DATA TO USE

Start of Block

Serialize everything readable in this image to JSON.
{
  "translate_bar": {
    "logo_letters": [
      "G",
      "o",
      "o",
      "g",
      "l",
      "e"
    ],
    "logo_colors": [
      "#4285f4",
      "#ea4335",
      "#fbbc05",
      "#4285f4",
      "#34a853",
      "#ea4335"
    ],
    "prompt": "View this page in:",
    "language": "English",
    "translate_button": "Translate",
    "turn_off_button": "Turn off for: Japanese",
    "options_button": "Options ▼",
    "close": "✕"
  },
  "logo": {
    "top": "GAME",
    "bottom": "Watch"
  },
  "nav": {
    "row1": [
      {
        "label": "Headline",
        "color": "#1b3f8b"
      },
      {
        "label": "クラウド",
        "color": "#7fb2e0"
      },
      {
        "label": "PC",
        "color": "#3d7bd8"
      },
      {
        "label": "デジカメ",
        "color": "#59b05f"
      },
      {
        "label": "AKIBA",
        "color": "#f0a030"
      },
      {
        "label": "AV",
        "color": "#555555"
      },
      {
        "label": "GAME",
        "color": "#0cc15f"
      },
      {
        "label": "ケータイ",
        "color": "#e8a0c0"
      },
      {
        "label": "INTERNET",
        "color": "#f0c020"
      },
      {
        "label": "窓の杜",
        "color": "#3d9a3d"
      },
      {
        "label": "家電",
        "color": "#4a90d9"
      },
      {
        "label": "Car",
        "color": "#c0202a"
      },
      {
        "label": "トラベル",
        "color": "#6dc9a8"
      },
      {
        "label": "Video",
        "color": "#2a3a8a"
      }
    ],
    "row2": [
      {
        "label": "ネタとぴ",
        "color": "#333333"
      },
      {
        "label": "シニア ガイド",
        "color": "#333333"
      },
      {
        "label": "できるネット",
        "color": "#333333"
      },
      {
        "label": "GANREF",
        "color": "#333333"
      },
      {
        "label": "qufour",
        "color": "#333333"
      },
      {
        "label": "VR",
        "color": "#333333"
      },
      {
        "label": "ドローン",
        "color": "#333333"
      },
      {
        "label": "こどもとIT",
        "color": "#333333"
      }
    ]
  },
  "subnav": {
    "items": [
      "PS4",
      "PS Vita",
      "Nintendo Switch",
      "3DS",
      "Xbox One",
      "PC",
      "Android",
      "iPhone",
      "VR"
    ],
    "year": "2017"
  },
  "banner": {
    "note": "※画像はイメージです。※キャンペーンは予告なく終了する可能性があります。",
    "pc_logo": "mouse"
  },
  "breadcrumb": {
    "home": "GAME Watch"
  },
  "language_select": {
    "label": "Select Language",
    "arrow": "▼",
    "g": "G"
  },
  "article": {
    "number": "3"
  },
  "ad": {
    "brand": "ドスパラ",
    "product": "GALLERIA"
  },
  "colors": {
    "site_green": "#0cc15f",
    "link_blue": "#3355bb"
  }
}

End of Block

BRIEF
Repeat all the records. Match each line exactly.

OUTPUT
Serialize everything readable in this image to JSON.
{
  "translate_bar": {
    "logo_letters": [
      "G",
      "o",
      "o",
      "g",
      "l",
      "e"
    ],
    "logo_colors": [
      "#4285f4",
      "#ea4335",
      "#fbbc05",
      "#4285f4",
      "#34a853",
      "#ea4335"
    ],
    "prompt": "View this page in:",
    "language": "English",
    "translate_button": "Translate",
    "turn_off_button": "Turn off for: Japanese",
    "options_button": "Options ▼",
    "close": "✕"
  },
  "logo": {
    "top": "GAME",
    "bottom": "Watch"
  },
  "nav": {
    "row1": [
      {
        "label": "Headline",
        "color": "#1b3f8b"
      },
      {
        "label": "クラウド",
        "color": "#7fb2e0"
      },
      {
        "label": "PC",
        "color": "#3d7bd8"
      },
      {
        "label": "デジカメ",
        "color": "#59b05f"
      },
      {
        "label": "AKIBA",
        "color": "#f0a030"
      },
      {
        "label": "AV",
        "color": "#555555"
      },
      {
        "label": "GAME",
        "color": "#0cc15f"
      },
      {
        "label": "ケータイ",
        "color": "#e8a0c0"
      },
      {
        "label": "INTERNET",
        "color": "#f0c020"
      },
      {
        "label": "窓の杜",
        "color": "#3d9a3d"
      },
      {
        "label": "家電",
        "color": "#4a90d9"
      },
      {
        "label": "Car",
        "color": "#c0202a"
      },
      {
        "label": "トラベル",
        "color": "#6dc9a8"
      },
      {
        "label": "Video",
        "color": "#2a3a8a"
      }
    ],
    "row2": [
      {
        "label": "ネタとぴ",
        "color": "#333333"
      },
      {
        "label": "シニア ガイド",
        "color": "#333333"
      },
      {
        "label": "できるネット",
        "color": "#333333"
      },
      {
        "label": "GANREF",
        "color": "#333333"
      },
      {
        "label": "qufour",
        "color": "#333333"
      },
      {
        "label": "VR",
        "color": "#333333"
      },
      {
        "label": "ドローン",
        "color": "#333333"
      },
      {
        "label": "こどもとIT",
        "color": "#333333"
      }
    ]
  },
  "subnav": {
    "items": [
      "PS4",
      "PS Vita",
      "Nintendo Switch",
      "3DS",
      "Xbox One",
      "PC",
      "Android",
      "iPhone",
      "VR"
    ],
    "year": "2017"
  },
  "banner": {
    "note": "※画像はイメージです。※キャンペーンは予告なく終了する可能性があります。",
    "pc_logo": "mouse"
  },
  "breadcrumb": {
    "home": "GAME Watch"
  },
  "language_select": {
    "label": "Select Language",
    "arrow": "▼",
    "g": "G"
  },
  "article": {
    "number": "3"
  },
  "ad": {
    "brand": "ドスパラ",
    "product": "GALLERIA"
  },
  "colors": {
    "site_green": "#0cc15f",
    "link_blue": "#3355bb"
  }
}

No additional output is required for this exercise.